"""

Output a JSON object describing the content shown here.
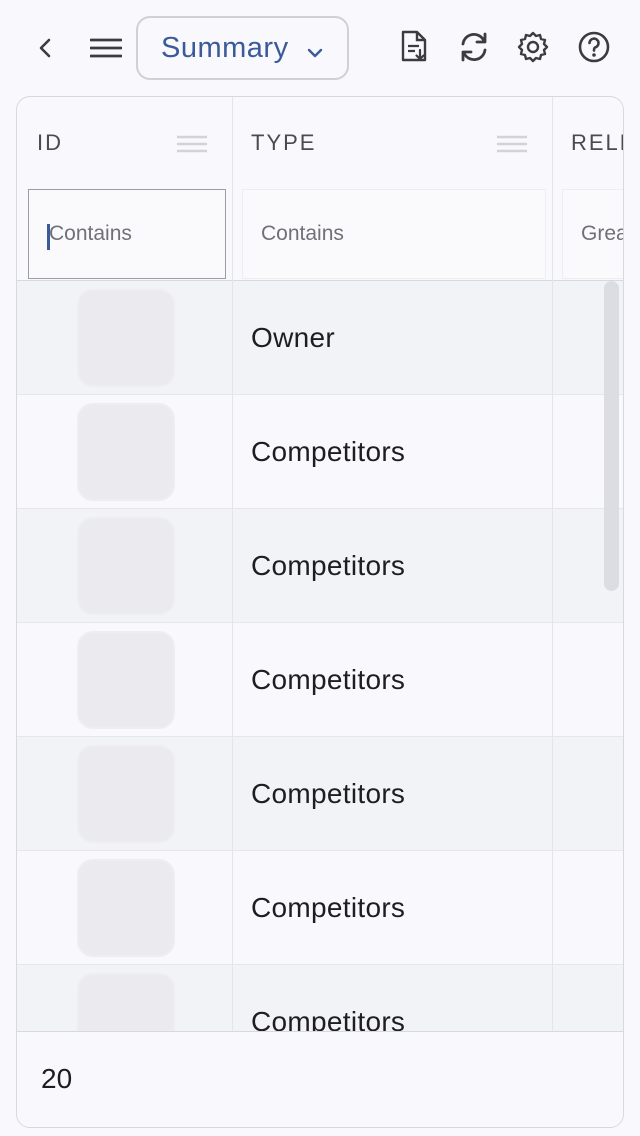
{
  "toolbar": {
    "view_select_value": "Summary",
    "icons": [
      "back-icon",
      "menu-icon",
      "export-document-icon",
      "refresh-icon",
      "settings-icon",
      "help-icon"
    ]
  },
  "grid": {
    "columns": [
      {
        "header": "ID",
        "filter_placeholder": "Contains"
      },
      {
        "header": "TYPE",
        "filter_placeholder": "Contains"
      },
      {
        "header": "RELE",
        "filter_placeholder": "Grea"
      }
    ],
    "rows": [
      {
        "type": "Owner"
      },
      {
        "type": "Competitors"
      },
      {
        "type": "Competitors"
      },
      {
        "type": "Competitors"
      },
      {
        "type": "Competitors"
      },
      {
        "type": "Competitors"
      },
      {
        "type": "Competitors"
      }
    ],
    "footer": {
      "count": "20"
    }
  },
  "colors": {
    "accent": "#3a5a98",
    "row_alt": "#f2f3f7",
    "background": "#f8f8fd"
  }
}
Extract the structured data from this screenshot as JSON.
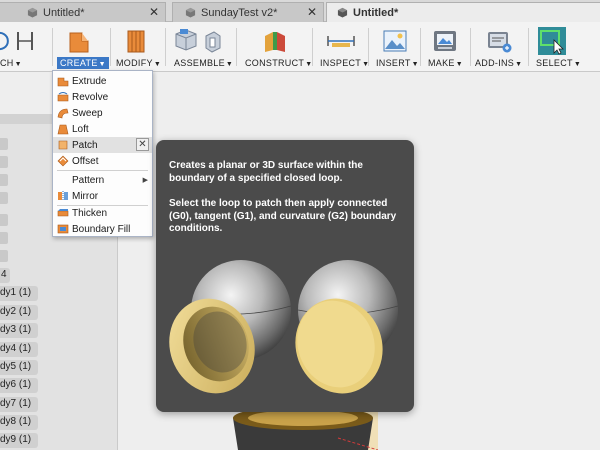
{
  "tabs": [
    {
      "label": "Untitled*",
      "close": "✕"
    },
    {
      "label": "SundayTest v2*",
      "close": "✕"
    },
    {
      "label": "Untitled*",
      "close": "✕"
    }
  ],
  "toolbar": {
    "groups": [
      {
        "label": "CH",
        "icon": "sketch-icon"
      },
      {
        "label": "CREATE",
        "icon": "create-box-icon"
      },
      {
        "label": "MODIFY",
        "icon": "modify-icon"
      },
      {
        "label": "ASSEMBLE",
        "icon": "assemble-icon"
      },
      {
        "label": "CONSTRUCT",
        "icon": "construct-plane-icon"
      },
      {
        "label": "INSPECT",
        "icon": "measure-icon"
      },
      {
        "label": "INSERT",
        "icon": "insert-image-icon"
      },
      {
        "label": "MAKE",
        "icon": "make-printer-icon"
      },
      {
        "label": "ADD-INS",
        "icon": "addins-icon"
      },
      {
        "label": "SELECT",
        "icon": "select-arrow-icon"
      }
    ],
    "caret": "▼",
    "accent": "#3b78c6"
  },
  "create_menu": {
    "items": [
      {
        "label": "Extrude",
        "icon": "extrude-icon"
      },
      {
        "label": "Revolve",
        "icon": "revolve-icon"
      },
      {
        "label": "Sweep",
        "icon": "sweep-icon"
      },
      {
        "label": "Loft",
        "icon": "loft-icon"
      },
      {
        "label": "Patch",
        "icon": "patch-icon",
        "highlighted": true
      },
      {
        "label": "Offset",
        "icon": "offset-icon"
      },
      {
        "label": "Pattern",
        "icon": "pattern-icon",
        "submenu": "▶"
      },
      {
        "label": "Mirror",
        "icon": "mirror-icon"
      },
      {
        "label": "Thicken",
        "icon": "thicken-icon"
      },
      {
        "label": "Boundary Fill",
        "icon": "boundary-fill-icon"
      }
    ],
    "pin": "✕"
  },
  "tooltip": {
    "summary": "Creates a planar or 3D surface within the boundary of a specified closed loop.",
    "detail": "Select the loop to patch then apply connected (G0), tangent (G1), and curvature (G2) boundary conditions."
  },
  "browser": {
    "count_label": "4",
    "bodies": [
      "dy1 (1)",
      "dy2 (1)",
      "dy3 (1)",
      "dy4 (1)",
      "dy5 (1)",
      "dy6 (1)",
      "dy7 (1)",
      "dy8 (1)",
      "dy9 (1)"
    ]
  }
}
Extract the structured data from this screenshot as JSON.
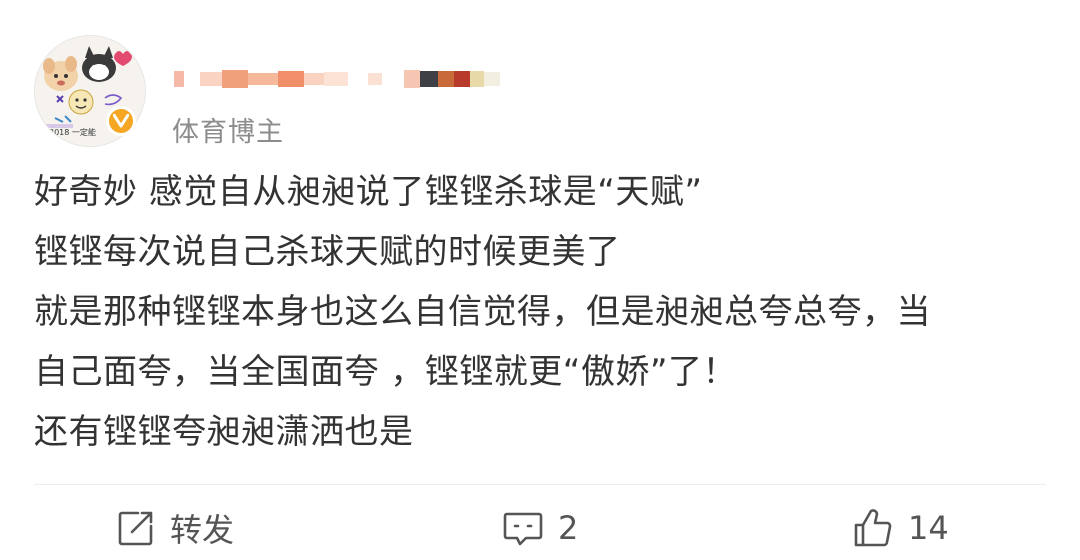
{
  "colors": {
    "text_primary": "#333333",
    "text_secondary": "#8c8c8c",
    "icon": "#555555",
    "verified_badge": "#f5a623"
  },
  "header": {
    "avatar_caption": "2018 一定能",
    "username": "",
    "user_tag": "体育博主",
    "verified_icon": "verified-v-icon"
  },
  "post": {
    "lines": [
      "好奇妙 感觉自从昶昶说了铿铿杀球是“天赋”",
      "铿铿每次说自己杀球天赋的时候更美了",
      "就是那种铿铿本身也这么自信觉得，但是昶昶总夸总夸，当",
      "自己面夸，当全国面夸 ，铿铿就更“傲娇”了！",
      "还有铿铿夸昶昶潇洒也是"
    ]
  },
  "footer": {
    "repost": {
      "icon": "repost-icon",
      "label": "转发"
    },
    "comment": {
      "icon": "comment-icon",
      "count": "2"
    },
    "like": {
      "icon": "thumbs-up-icon",
      "count": "14"
    }
  }
}
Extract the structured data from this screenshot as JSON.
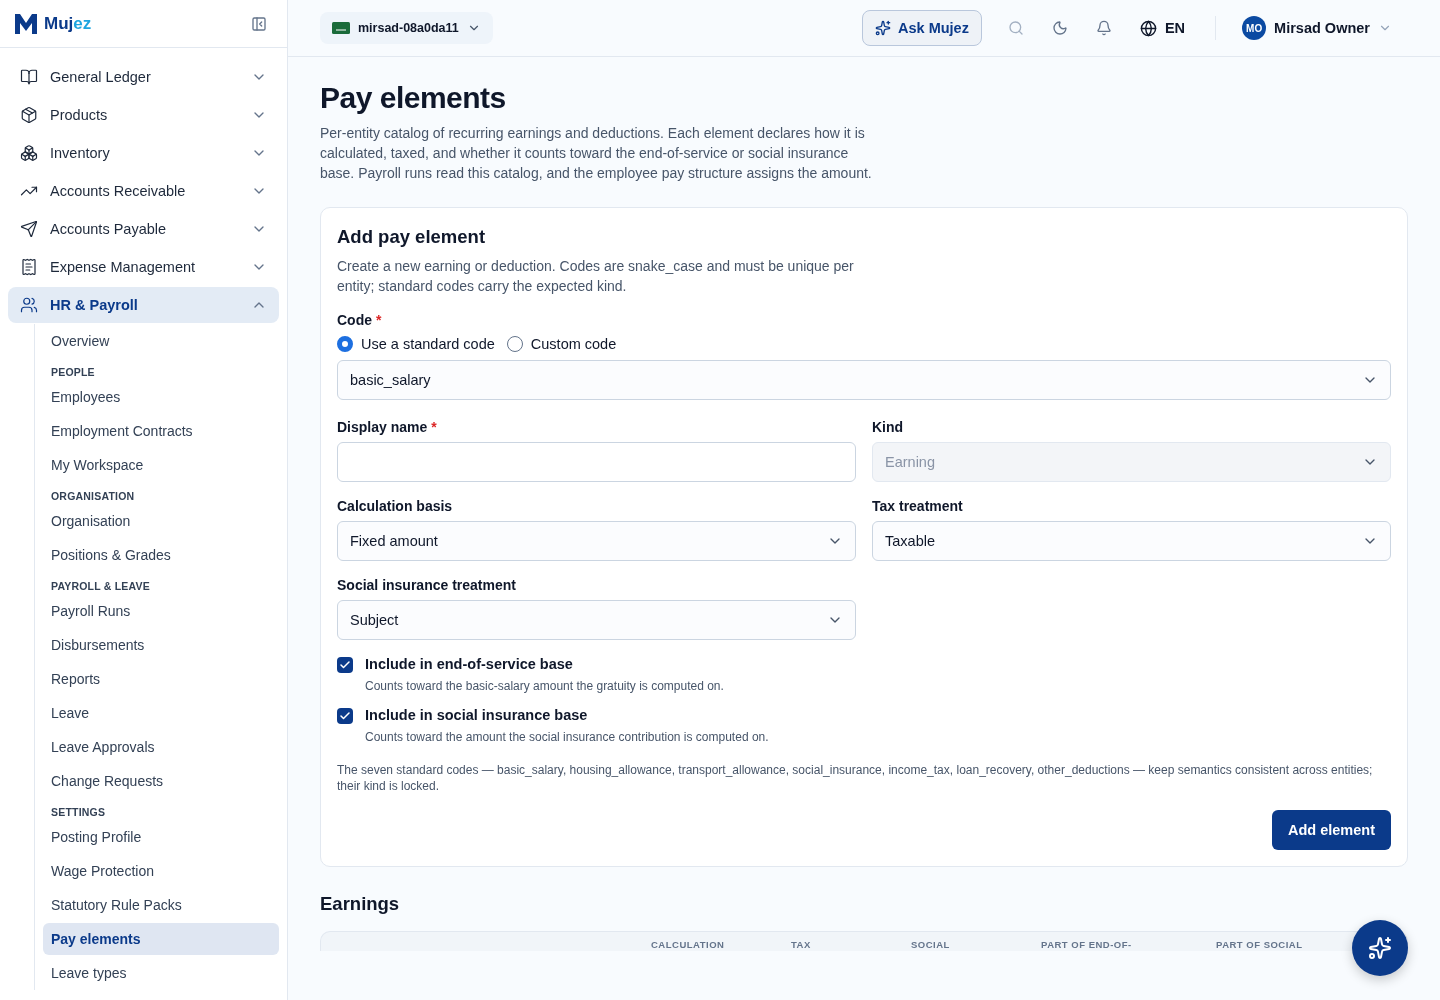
{
  "brand": {
    "name_a": "Muj",
    "name_b": "ez"
  },
  "org": {
    "name": "mirsad-08a0da11"
  },
  "topbar": {
    "ask": "Ask Mujez",
    "language": "EN",
    "user_initials": "MO",
    "user_name": "Mirsad Owner"
  },
  "sidebar": {
    "items": [
      {
        "label": "General Ledger",
        "expanded": false,
        "selected": false
      },
      {
        "label": "Products",
        "expanded": false,
        "selected": false
      },
      {
        "label": "Inventory",
        "expanded": false,
        "selected": false
      },
      {
        "label": "Accounts Receivable",
        "expanded": false,
        "selected": false
      },
      {
        "label": "Accounts Payable",
        "expanded": false,
        "selected": false
      },
      {
        "label": "Expense Management",
        "expanded": false,
        "selected": false
      },
      {
        "label": "HR & Payroll",
        "expanded": true,
        "selected": true,
        "children": [
          {
            "kind": "link",
            "label": "Overview",
            "selected": false
          },
          {
            "kind": "section",
            "label": "PEOPLE"
          },
          {
            "kind": "link",
            "label": "Employees",
            "selected": false
          },
          {
            "kind": "link",
            "label": "Employment Contracts",
            "selected": false
          },
          {
            "kind": "link",
            "label": "My Workspace",
            "selected": false
          },
          {
            "kind": "section",
            "label": "ORGANISATION"
          },
          {
            "kind": "link",
            "label": "Organisation",
            "selected": false
          },
          {
            "kind": "link",
            "label": "Positions & Grades",
            "selected": false
          },
          {
            "kind": "section",
            "label": "PAYROLL & LEAVE"
          },
          {
            "kind": "link",
            "label": "Payroll Runs",
            "selected": false
          },
          {
            "kind": "link",
            "label": "Disbursements",
            "selected": false
          },
          {
            "kind": "link",
            "label": "Reports",
            "selected": false
          },
          {
            "kind": "link",
            "label": "Leave",
            "selected": false
          },
          {
            "kind": "link",
            "label": "Leave Approvals",
            "selected": false
          },
          {
            "kind": "link",
            "label": "Change Requests",
            "selected": false
          },
          {
            "kind": "section",
            "label": "SETTINGS"
          },
          {
            "kind": "link",
            "label": "Posting Profile",
            "selected": false
          },
          {
            "kind": "link",
            "label": "Wage Protection",
            "selected": false
          },
          {
            "kind": "link",
            "label": "Statutory Rule Packs",
            "selected": false
          },
          {
            "kind": "link",
            "label": "Pay elements",
            "selected": true
          },
          {
            "kind": "link",
            "label": "Leave types",
            "selected": false
          }
        ]
      }
    ]
  },
  "page": {
    "title": "Pay elements",
    "description": "Per-entity catalog of recurring earnings and deductions. Each element declares how it is calculated, taxed, and whether it counts toward the end-of-service or social insurance base. Payroll runs read this catalog, and the employee pay structure assigns the amount."
  },
  "form": {
    "title": "Add pay element",
    "description": "Create a new earning or deduction. Codes are snake_case and must be unique per entity; standard codes carry the expected kind.",
    "code_label": "Code",
    "code_required_mark": "*",
    "code_options": [
      {
        "label": "Use a standard code",
        "selected": true
      },
      {
        "label": "Custom code",
        "selected": false
      }
    ],
    "code_value": "basic_salary",
    "fields": [
      {
        "kind": "input",
        "label": "Display name",
        "required_mark": "*"
      },
      {
        "kind": "select",
        "label": "Kind",
        "value": "Earning",
        "disabled": true
      },
      {
        "kind": "select",
        "label": "Calculation basis",
        "value": "Fixed amount",
        "disabled": false
      },
      {
        "kind": "select",
        "label": "Tax treatment",
        "value": "Taxable",
        "disabled": false
      },
      {
        "kind": "select",
        "label": "Social insurance treatment",
        "value": "Subject",
        "disabled": false
      }
    ],
    "checkboxes": [
      {
        "label": "Include in end-of-service base",
        "hint": "Counts toward the basic-salary amount the gratuity is computed on.",
        "checked": true
      },
      {
        "label": "Include in social insurance base",
        "hint": "Counts toward the amount the social insurance contribution is computed on.",
        "checked": true
      }
    ],
    "note": "The seven standard codes — basic_salary, housing_allowance, transport_allowance, social_insurance, income_tax, loan_recovery, other_deductions — keep semantics consistent across entities; their kind is locked.",
    "submit": "Add element"
  },
  "earnings": {
    "title": "Earnings",
    "columns": [
      "CALCULATION",
      "TAX",
      "SOCIAL",
      "PART OF END-OF-",
      "PART OF SOCIAL"
    ]
  }
}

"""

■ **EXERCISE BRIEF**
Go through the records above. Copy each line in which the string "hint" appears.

■ **EXERCISE RESULT**
        "hint": "Counts toward the basic-salary amount the gratuity is computed on.",
        "hint": "Counts toward the amount the social insurance contribution is computed on.",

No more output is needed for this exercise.